Retype the records below exactly. Leave nothing out.

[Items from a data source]
*** Block opens ***
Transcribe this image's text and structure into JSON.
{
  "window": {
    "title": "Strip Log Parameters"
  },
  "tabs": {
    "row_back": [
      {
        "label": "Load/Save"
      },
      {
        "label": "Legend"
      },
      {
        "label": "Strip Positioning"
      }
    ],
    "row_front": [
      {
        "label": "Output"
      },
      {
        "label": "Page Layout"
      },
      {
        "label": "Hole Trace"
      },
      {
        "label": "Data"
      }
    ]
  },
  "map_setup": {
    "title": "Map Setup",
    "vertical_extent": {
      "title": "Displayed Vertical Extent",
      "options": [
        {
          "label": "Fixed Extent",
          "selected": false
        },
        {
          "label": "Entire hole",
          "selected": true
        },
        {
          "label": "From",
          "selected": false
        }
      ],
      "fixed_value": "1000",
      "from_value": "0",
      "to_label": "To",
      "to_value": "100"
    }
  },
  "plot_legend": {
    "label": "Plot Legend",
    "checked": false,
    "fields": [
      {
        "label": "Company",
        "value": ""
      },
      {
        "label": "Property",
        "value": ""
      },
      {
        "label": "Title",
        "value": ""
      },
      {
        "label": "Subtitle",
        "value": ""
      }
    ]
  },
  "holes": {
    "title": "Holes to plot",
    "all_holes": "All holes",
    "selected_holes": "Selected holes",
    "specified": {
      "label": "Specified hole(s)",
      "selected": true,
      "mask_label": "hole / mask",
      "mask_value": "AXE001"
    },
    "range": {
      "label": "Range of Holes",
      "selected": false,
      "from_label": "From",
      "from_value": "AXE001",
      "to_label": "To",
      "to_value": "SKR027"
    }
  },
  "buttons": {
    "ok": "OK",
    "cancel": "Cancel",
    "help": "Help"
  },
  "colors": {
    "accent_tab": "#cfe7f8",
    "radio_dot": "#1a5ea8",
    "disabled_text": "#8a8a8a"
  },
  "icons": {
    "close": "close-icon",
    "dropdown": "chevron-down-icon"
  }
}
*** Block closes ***
WRITTEN SOLUTION:
Transcribe this image's text and structure into JSON.
{
  "window": {
    "title": "Strip Log Parameters"
  },
  "tabs": {
    "row_back": [
      {
        "label": "Load/Save"
      },
      {
        "label": "Legend"
      },
      {
        "label": "Strip Positioning"
      }
    ],
    "row_front": [
      {
        "label": "Output"
      },
      {
        "label": "Page Layout"
      },
      {
        "label": "Hole Trace"
      },
      {
        "label": "Data"
      }
    ]
  },
  "map_setup": {
    "title": "Map Setup",
    "vertical_extent": {
      "title": "Displayed Vertical Extent",
      "options": [
        {
          "label": "Fixed Extent",
          "selected": false
        },
        {
          "label": "Entire hole",
          "selected": true
        },
        {
          "label": "From",
          "selected": false
        }
      ],
      "fixed_value": "1000",
      "from_value": "0",
      "to_label": "To",
      "to_value": "100"
    }
  },
  "plot_legend": {
    "label": "Plot Legend",
    "checked": false,
    "fields": [
      {
        "label": "Company",
        "value": ""
      },
      {
        "label": "Property",
        "value": ""
      },
      {
        "label": "Title",
        "value": ""
      },
      {
        "label": "Subtitle",
        "value": ""
      }
    ]
  },
  "holes": {
    "title": "Holes to plot",
    "all_holes": "All holes",
    "selected_holes": "Selected holes",
    "specified": {
      "label": "Specified hole(s)",
      "selected": true,
      "mask_label": "hole / mask",
      "mask_value": "AXE001"
    },
    "range": {
      "label": "Range of Holes",
      "selected": false,
      "from_label": "From",
      "from_value": "AXE001",
      "to_label": "To",
      "to_value": "SKR027"
    }
  },
  "buttons": {
    "ok": "OK",
    "cancel": "Cancel",
    "help": "Help"
  },
  "colors": {
    "accent_tab": "#cfe7f8",
    "radio_dot": "#1a5ea8",
    "disabled_text": "#8a8a8a"
  },
  "icons": {
    "close": "close-icon",
    "dropdown": "chevron-down-icon"
  }
}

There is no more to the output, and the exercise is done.